Pseudomonas spp.

Background:  All species and strains of Pseudomonas are Gram-negative rods, and have historically been classified as strict aerobes.  A significant number can produce exopolysaccharides that are known as biofilms.  Secretion of exopolysaccharide makes it difficult for Pseudomonads to be phagocytosed by mammalian white blood cells.  Exopolysaccharide production also contributes to surface-colonizing biofilms which are difficult to remove from food preparation surfaces.

Growth of Pseudomonads on spoiling foods can generate a “fruity” odor.  Pseudomonads have the ability to metabolize a variety of diverse nutrients.  Combined with the ability to form biofilms, they are thus able to survive in a variety of unexpected places.  A simple carbon source, such as soap residue or cap liner-adhesives is a suitable place for the Pseudomonads to thrive.  Other unlikely places where they have been found include antiseptics such as quaternary ammonium compounds and bottled mineral water.

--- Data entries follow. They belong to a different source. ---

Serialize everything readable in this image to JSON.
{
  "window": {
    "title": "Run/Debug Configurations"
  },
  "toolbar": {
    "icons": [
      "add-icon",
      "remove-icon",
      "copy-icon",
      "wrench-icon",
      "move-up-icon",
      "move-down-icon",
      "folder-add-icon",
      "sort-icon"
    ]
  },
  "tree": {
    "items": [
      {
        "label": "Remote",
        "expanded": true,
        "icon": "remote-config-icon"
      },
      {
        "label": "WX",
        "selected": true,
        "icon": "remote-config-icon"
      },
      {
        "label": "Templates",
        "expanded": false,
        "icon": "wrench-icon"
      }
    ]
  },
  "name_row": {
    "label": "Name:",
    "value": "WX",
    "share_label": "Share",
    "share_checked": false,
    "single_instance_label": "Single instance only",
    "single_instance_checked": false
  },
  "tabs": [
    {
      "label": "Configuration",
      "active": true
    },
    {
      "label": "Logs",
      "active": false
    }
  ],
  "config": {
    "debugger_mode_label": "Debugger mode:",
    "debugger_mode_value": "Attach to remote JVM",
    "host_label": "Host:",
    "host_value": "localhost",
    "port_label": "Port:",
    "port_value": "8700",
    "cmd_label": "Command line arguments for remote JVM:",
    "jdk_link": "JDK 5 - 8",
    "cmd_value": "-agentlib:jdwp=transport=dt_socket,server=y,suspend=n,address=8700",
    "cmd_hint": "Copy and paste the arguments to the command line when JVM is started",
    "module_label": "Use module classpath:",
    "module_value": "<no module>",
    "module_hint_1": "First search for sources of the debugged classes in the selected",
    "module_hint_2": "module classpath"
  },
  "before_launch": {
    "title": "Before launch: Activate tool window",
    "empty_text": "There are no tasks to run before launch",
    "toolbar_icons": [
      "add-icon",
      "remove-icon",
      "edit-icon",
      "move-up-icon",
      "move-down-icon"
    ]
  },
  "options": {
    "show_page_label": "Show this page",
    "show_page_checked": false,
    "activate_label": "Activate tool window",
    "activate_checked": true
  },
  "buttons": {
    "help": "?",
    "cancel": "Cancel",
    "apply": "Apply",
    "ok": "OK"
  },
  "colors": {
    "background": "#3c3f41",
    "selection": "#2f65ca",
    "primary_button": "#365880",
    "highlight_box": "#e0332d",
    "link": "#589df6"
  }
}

As a result of their metabolic diversity, ability to grow at low temperatures and ubiquitous nature, many Pseudomonads can cause food spoilage.  Pseudomonads have been found to contribute to muscle proteolysis.  Proteolytic activity can lead to penetration of Pseudomonads into meat, gaining an ecological advantage through penetration because they then have access to a new niche with available nutrient resources for exploitation, which would not be accessible or available to nonproteolytic or less proteolytic bacteria.  Pseudomonads are inhibited in reduced-oxygen environments, such as vacuum packed foods.



Turn Around Time

Sample Required

Type of Test

Detection Limit

Related Resource 


Pseudomonas Isolation Agar

2-3 Business Days

10 to 100 g

Quantitative Plate Count Analysis

<10 CFU/g; <1 CFU/mL; <0.1 CFU/cm2

Pseudomonas as a Spoilage Organism

Analysis Description:  Pseudomonas Isolation Agar is designed to enhance pyocyanin production, thereby improving the differentiation of pseudomonads.  The modified formula contains a low phosphorous content, glycerol, magnesium chloride and potassium sulfate, all of which promote pyocyanin production.  Pyocyanin production is unique to Pseudomonas aeruginosa and is noted as a blue-green water soluble pigment that imparts a greenish color into the media.  Pseudomonas Isolation Agar also includes glycerol as an energy source, while peptone provides nutrients necessary for bacterial growth.  Irgasan® is incorporated into the medium to inhibit the growth of many gram-positive and gram-negative microorganisms other than Pseudomonas spp.

The sample is diluted with a buffer, blended, and an extracted amount is plated on the Pseudomonas Isolation Agar, many times in a serial dilution format.  Inoculated agar plates are incubated at 35°C for 18 to 48 hours, upon no growth at 24 hours, the agar plates are incubated at 25°C for 24 hours.